America has acquired a taste for the new. We’ve gotten it into our heads that new means better. However, if I had to choose between a TV dinner and my wife’s home-cooked, from-scratch meals, I’m pretty sure my choice would not involve peeling cardboard off of aluminum.

America has acquired a taste for “personal empowerment.” “It’s my body. I’ll do what I want to” is the song of the day. However, just because something may be permissible does not make it helpful. Even permissible things can, with the wrong emphasis, become controlling addictions.

Our bodies were not designed for sexual immorality. Have the epidemics of sexually transmitted diseases taught us nothing? Our bodies were not made for sensuous, emotional eating. Has the wave of American obesity taught us nothing?

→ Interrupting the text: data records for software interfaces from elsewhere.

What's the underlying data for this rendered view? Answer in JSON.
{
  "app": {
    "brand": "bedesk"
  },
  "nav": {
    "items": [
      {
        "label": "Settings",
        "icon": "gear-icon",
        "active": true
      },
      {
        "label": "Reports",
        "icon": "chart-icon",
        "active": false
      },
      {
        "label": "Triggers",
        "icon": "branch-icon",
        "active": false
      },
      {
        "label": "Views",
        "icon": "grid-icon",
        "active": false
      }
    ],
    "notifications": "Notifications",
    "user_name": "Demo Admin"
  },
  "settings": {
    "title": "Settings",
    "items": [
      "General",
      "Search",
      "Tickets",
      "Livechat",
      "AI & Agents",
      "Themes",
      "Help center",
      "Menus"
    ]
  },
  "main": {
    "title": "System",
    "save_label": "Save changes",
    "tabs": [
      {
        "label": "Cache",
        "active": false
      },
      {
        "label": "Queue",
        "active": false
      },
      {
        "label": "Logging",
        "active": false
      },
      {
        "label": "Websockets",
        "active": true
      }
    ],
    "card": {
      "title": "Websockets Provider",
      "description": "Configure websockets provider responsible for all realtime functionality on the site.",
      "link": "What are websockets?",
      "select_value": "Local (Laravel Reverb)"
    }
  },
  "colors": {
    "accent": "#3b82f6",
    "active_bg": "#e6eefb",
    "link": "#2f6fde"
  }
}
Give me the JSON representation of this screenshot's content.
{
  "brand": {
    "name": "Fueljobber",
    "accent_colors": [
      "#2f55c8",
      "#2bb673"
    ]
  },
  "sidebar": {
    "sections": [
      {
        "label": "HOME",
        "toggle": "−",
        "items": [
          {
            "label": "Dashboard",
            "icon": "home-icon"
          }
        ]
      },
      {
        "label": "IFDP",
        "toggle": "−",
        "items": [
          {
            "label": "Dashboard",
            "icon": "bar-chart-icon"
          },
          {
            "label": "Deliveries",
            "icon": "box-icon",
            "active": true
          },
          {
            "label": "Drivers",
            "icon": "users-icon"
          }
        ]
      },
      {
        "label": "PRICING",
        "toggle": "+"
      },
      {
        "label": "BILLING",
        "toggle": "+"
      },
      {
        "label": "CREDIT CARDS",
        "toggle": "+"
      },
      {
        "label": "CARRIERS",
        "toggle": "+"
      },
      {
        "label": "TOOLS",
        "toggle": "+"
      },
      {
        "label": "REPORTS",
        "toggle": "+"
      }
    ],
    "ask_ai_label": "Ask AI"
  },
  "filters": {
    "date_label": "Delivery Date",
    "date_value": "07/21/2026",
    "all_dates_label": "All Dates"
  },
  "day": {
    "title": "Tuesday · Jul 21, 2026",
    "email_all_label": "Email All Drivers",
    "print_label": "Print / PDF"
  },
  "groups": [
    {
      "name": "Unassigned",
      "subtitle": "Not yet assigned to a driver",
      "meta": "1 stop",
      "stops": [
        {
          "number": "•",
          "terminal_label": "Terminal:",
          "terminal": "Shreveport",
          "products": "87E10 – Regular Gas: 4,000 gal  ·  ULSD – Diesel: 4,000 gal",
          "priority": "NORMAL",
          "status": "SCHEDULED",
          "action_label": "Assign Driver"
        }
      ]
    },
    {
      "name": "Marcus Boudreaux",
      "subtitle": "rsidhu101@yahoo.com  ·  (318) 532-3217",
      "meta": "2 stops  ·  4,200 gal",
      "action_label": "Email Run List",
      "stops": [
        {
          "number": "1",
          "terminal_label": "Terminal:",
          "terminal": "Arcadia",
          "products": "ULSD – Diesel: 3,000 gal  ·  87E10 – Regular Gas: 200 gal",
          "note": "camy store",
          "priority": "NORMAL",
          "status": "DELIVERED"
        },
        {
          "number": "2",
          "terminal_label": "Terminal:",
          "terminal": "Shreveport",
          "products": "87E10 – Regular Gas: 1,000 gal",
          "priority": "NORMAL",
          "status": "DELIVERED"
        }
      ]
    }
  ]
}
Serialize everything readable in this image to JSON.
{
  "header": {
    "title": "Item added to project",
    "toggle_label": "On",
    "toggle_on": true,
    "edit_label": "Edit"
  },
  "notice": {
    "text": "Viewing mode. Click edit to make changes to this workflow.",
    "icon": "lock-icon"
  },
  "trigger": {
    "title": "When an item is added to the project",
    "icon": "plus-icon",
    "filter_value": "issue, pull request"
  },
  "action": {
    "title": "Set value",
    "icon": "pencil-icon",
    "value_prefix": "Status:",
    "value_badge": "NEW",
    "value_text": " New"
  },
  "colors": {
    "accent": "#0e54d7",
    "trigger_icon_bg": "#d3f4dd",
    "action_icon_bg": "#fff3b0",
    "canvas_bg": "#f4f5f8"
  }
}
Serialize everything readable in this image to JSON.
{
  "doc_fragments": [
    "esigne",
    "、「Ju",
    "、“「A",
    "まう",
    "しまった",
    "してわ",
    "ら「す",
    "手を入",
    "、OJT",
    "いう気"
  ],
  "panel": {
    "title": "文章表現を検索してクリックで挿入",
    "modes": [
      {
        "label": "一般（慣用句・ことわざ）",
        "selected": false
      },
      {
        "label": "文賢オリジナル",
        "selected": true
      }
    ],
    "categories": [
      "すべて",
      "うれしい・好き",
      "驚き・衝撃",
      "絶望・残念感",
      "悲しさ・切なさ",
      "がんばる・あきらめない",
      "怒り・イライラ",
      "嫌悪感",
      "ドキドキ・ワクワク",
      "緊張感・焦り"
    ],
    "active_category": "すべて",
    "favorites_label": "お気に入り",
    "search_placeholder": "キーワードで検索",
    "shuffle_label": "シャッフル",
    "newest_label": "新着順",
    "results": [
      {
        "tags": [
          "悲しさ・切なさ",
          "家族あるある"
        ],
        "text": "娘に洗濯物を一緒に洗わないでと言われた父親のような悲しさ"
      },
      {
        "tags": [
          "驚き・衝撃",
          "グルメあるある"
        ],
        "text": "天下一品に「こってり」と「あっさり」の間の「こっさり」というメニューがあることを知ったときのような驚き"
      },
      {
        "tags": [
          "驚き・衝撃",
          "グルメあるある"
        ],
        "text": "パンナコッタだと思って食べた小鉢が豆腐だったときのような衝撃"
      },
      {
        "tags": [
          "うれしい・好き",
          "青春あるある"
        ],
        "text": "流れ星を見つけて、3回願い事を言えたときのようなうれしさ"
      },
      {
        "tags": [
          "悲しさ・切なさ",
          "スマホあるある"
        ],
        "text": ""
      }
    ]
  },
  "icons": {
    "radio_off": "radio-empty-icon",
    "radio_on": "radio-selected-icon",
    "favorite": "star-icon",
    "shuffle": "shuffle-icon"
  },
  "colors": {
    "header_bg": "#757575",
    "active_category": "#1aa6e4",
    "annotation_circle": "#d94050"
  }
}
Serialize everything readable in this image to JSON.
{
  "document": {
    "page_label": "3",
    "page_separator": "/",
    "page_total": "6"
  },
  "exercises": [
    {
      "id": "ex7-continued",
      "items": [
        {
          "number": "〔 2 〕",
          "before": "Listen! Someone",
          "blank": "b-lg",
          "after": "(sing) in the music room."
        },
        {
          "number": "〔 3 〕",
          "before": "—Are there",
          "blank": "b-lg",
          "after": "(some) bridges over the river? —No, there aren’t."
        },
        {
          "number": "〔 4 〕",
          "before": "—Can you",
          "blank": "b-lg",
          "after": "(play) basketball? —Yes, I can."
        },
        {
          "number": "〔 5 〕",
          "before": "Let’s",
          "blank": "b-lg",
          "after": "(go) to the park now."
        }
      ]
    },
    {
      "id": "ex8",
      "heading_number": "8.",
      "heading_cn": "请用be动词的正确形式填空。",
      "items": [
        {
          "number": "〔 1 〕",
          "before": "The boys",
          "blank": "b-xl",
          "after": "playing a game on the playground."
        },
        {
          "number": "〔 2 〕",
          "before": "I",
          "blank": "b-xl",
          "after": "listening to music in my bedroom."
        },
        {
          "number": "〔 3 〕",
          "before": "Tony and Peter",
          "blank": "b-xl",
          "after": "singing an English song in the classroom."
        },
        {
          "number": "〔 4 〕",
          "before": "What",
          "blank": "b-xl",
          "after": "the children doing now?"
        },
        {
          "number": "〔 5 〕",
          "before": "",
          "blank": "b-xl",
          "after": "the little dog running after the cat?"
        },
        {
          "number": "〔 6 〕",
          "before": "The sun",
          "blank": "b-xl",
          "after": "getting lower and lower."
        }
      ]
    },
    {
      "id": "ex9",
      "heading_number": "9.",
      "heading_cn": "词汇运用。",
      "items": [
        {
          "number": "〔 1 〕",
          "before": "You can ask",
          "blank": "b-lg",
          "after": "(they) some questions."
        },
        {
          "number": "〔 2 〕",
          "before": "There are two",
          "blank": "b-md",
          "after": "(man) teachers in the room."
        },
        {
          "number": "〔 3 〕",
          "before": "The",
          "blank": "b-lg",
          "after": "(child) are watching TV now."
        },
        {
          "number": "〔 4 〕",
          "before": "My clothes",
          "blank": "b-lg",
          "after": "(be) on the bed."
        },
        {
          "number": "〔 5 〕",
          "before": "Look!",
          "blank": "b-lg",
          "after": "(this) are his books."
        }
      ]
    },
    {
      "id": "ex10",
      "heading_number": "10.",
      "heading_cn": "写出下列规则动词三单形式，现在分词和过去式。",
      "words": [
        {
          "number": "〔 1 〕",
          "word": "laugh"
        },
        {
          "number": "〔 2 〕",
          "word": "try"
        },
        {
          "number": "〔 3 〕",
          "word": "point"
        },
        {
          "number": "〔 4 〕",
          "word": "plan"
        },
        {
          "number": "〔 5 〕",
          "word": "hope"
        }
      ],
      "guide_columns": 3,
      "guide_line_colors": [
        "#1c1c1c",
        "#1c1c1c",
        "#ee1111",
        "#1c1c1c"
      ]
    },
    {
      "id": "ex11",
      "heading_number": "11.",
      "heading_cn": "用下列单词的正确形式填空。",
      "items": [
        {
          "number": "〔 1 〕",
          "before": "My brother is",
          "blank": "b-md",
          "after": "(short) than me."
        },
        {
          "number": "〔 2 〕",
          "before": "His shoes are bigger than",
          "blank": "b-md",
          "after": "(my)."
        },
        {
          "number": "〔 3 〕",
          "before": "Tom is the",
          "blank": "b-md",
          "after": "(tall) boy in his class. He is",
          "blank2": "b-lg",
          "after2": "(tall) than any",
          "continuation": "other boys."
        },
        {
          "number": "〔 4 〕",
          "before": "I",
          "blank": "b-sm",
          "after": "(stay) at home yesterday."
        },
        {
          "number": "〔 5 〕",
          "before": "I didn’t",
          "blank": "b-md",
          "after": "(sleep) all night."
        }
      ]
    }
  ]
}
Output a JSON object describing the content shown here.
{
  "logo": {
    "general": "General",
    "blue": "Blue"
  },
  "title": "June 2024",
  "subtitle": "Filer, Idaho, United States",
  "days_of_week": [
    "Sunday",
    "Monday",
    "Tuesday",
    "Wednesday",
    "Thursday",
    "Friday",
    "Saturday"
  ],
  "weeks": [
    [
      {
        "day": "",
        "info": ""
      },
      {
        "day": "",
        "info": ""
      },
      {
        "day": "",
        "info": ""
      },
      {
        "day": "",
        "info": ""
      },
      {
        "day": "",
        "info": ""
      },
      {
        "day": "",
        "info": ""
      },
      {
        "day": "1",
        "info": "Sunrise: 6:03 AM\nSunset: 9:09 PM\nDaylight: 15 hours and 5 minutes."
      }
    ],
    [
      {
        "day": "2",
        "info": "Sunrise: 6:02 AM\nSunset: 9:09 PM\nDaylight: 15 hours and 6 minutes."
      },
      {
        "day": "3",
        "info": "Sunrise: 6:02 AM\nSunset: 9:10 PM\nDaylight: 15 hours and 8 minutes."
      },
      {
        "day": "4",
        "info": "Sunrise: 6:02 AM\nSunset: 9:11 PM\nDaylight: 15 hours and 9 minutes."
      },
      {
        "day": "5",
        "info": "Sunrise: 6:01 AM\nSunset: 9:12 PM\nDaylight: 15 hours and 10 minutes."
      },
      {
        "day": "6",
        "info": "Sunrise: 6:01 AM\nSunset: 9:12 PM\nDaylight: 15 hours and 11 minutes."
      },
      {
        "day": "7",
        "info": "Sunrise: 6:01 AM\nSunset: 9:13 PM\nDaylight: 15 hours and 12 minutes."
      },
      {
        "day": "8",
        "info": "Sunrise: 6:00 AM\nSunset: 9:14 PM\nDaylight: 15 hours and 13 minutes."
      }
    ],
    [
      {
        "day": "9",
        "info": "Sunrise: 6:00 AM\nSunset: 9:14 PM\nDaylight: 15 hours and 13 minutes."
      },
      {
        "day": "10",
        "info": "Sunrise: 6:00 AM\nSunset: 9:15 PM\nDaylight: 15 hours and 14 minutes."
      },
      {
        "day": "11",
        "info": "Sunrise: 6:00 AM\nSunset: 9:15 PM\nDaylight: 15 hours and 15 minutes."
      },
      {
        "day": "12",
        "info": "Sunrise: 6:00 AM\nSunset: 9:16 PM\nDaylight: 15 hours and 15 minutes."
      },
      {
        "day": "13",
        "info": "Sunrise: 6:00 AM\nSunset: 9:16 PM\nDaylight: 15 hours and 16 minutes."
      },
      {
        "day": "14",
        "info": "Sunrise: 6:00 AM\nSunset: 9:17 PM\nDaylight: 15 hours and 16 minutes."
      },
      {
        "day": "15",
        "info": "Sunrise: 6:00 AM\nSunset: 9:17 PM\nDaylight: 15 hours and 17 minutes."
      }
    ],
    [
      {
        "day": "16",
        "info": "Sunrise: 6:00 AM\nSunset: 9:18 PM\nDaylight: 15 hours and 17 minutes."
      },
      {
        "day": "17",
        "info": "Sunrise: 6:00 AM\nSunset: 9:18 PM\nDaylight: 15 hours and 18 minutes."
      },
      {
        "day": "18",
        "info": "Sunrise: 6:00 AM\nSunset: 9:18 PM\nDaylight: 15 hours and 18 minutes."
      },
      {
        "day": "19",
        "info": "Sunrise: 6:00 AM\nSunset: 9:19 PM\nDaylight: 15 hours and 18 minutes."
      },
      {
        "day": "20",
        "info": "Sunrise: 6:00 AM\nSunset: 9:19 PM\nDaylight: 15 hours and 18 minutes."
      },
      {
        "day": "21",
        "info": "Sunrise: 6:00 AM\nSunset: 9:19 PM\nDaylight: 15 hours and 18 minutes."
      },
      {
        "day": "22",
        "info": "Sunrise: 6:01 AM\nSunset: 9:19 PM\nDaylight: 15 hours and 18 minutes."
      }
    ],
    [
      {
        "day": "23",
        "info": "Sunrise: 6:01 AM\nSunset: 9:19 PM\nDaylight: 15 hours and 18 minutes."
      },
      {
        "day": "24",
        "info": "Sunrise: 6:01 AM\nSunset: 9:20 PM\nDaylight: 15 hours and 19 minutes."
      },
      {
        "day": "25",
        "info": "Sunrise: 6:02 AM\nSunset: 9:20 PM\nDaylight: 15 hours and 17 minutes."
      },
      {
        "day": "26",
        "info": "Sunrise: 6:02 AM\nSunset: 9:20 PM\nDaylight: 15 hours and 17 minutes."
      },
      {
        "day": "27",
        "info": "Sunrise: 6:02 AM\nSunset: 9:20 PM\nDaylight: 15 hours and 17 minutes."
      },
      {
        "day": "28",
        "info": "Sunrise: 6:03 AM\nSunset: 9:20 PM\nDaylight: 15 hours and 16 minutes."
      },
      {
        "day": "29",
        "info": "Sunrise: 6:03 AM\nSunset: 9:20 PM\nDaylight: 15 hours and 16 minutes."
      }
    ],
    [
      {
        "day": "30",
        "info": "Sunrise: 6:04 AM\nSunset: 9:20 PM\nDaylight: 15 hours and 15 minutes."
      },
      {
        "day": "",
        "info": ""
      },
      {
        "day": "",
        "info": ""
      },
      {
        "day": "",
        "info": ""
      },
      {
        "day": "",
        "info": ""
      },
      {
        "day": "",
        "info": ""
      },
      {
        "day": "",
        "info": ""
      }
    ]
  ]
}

If we have truly submitted our lives to the sovereignty of Yahweh Melek, then our bodies have become the sanctuary of the Holy Spirit. We are no longer our own, for we were bought with a price. We should then glorify God in our bodies.[1]

Hashem calls us to the ancient paths that lead to peace; but we stubbornly seek out the cliff faces and rocky crags. He appoints watchmen over us and we protest, “We won’t listen! Who do you think you are? Why can’t you just accept me as I am?”

If there is any lesson to be learned from this generation’s move toward post-modernism, it is that there is a deep-rooted dissatisfaction with modern philosophy. The attraction for the “ancient-modern” reveals an abiding desire for history and context. Even our society’s attraction to tribal and warrior tattoos shows that people no longer look to the pomaded, pressed and jacketed as valid leaders.

The church needs to return to its ancient roots and relearn the simplicity of the Gospel, or we will soon be relegated to the trash bin along with saddle shoes and poodle skirts.


[1] 1 Corinthians 6:12-20